“He really supported me and tried to get me a better job in the office,” said the Kenyan. “At the same time that he passed away I got another job through a friend. It was at a logistics company (Blue Axis Shipping) and I stayed there for some time. My boss liked me so much and even paid for me to go to London, I did a 10k there back in 2015. We came back, I continued in my running.”
From 2018, he has been working as a sales coordinator at Global Climbing Trading. And still running.
Make no mistake, Muturi is formidable competitor in his own right, and his personal best time of 2 hours 30 minutes for a marathon makes him one of Dubai’s fastest runners. In 2018 he was chosen as an Asics FrontRunner and now represents the Japanese brand in the region.

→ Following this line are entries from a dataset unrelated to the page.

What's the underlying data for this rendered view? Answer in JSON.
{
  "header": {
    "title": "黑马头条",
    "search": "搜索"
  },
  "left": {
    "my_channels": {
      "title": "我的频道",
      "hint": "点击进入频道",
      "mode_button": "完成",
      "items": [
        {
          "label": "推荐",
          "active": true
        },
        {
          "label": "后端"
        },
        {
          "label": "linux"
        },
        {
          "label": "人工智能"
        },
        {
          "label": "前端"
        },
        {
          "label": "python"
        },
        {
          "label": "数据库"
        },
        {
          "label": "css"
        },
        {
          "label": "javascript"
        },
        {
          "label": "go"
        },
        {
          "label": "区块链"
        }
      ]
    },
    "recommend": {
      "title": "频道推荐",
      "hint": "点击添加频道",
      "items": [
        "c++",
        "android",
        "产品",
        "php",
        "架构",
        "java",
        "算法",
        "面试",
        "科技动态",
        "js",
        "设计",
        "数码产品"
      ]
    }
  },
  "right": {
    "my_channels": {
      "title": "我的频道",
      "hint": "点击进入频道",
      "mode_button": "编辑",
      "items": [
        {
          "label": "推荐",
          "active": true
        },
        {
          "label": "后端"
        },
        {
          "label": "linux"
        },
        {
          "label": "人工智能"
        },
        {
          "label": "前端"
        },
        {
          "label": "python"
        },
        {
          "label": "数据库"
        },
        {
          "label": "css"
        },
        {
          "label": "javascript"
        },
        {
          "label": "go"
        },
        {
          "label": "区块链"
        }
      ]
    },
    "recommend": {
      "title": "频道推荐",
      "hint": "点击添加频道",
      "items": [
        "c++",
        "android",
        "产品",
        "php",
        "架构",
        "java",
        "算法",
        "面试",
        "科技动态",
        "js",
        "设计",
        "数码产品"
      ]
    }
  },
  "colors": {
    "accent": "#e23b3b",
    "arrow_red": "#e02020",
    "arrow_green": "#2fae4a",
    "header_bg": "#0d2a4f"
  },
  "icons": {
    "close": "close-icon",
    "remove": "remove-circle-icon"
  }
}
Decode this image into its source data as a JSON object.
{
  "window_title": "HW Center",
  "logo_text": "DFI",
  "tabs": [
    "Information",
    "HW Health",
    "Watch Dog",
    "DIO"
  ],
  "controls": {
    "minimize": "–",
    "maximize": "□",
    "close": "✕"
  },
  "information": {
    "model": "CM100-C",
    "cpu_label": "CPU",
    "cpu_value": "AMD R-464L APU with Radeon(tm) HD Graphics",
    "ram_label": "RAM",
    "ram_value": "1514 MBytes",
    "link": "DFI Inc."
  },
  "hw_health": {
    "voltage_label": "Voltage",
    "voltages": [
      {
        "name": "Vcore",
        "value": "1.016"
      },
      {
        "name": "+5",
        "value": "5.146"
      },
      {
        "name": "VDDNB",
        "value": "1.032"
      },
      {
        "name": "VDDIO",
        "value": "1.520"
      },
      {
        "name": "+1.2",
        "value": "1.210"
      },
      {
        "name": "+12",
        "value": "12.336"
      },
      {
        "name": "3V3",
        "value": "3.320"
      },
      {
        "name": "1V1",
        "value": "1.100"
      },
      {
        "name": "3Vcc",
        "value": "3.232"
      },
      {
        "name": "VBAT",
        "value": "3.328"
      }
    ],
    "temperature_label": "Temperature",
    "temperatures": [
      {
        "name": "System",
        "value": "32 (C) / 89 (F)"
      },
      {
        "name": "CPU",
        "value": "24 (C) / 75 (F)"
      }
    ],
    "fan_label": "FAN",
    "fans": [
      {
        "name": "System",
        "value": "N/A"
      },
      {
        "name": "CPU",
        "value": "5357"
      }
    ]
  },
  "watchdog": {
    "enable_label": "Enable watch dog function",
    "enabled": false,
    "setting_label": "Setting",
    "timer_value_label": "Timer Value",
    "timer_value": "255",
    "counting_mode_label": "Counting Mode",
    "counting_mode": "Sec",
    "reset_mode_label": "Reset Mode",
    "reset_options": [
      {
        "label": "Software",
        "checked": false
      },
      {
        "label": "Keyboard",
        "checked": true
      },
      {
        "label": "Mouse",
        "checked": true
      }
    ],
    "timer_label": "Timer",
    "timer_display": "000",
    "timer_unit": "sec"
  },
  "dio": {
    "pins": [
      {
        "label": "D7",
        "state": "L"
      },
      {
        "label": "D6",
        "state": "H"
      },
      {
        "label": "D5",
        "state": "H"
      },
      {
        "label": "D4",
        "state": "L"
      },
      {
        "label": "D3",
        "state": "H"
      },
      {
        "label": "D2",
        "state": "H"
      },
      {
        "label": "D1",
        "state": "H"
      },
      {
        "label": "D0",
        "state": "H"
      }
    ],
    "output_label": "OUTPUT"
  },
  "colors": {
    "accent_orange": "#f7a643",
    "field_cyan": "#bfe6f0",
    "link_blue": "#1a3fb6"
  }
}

But it is his role as pacesetter for other runners that has increasingly brought him attention, and in recent times he has worked with Gerda Steyn, the South African Dubai resident who finished 15th in the Women’s Marathon at the Tokyo 2020 Olympics.
“We’d known each other for few years and last year she approached me after COVID and asked if I could assist her with the speed sessions,” Muturi said. “She was good in long runs, but you cannot do speed by yourself, you need someone who is quicker than you. She has a coach in South Africa, she gets her program from there, and then I do the pacing for her.”
“Currently we are doing more speed sessions and tempo runs, and she’s preparing for the Cape Town Marathon next month (Oct. 17),” he added. “If flights had been allowed earlier I would have prepared well and I would have gone with her to do the pacing there.”
Muturi has his own races to run, but says the heat and humidity of Dubai’s summer months have been “killing him,” as he prepares for the start of the city’s running season.
“I’m coming back slowly, trying to put on milage, 20k, 25k and now going almost to 30k, in a weekend,” he said. “I’m trying to do 120k in a week, including both speed sessions and long runs as I wait for her to come back, and the season is about start also.”
“Next weekend I might do the Ajman run, but I’m sure I will not perform well in the first race, I just want to get my rhythm back,” he said with a heavy dose of humility. “I’ll do 5k, and maybe do another 5k in the Super Sports Night Time (series). By then I know my rhythm would have come back. You get the rhythm from racing, not from training.”
After that, he is eyeing the Creek Striders Half Marathon and potentially the 10k at the Abu Dhabi Marathon on November 26.
Pacesetting, by definition, is a selfless undertaking. It comes with sacrifices. You do the work so that others benefit.
“You must concentrate, you need to check the watch all the time,” Muturi said. “If her coach says we have to run at three minutes per kilometer, you need to keep checking the speed. Maybe after 200m, after 400m. Everything is on you, you need to check how she is breathing. If she’s struggling you need to find out. If she’s slowing down you need to encourage her to push. Or if you see she is not responding you need to slow down a little bit so she could catch up. She just has to follow you, she doesn’t have to do anything else.”
Is there ever a temptation to not pull out of the race, to just keep going, maybe even cross the line first? He laughs at the suggestion, but maintains this is a serious business.
“The pace setter can screw up, you’re the one who can make or break her race,” he insists. “They’re the person who is on your heal, they just follow you. So if you slow down their pace, you screw up. If you go quicker maybe you burn them, because you’re taking them at a pace they are not used to.”
Most mornings and evenings you can find Muturi on the running track of Dubai Sports City and, for longer runs, at Nad Al-Sheba cycling park. Occasionally he’ll hit the trails of Jebel Jais or Showkah village in Ras Al Khaimah.
At 37, he is happy, and happy to keep on running. To keep on setting the pace.
“I love sports,” he said. “I would love to work with a sports brand in the future. When I see a new pair of (running) shoes, I go mad. I like when I’m walking around in my full Asics gear, that’s my passion. If I can do that in the future, I’ll be really, really happy.”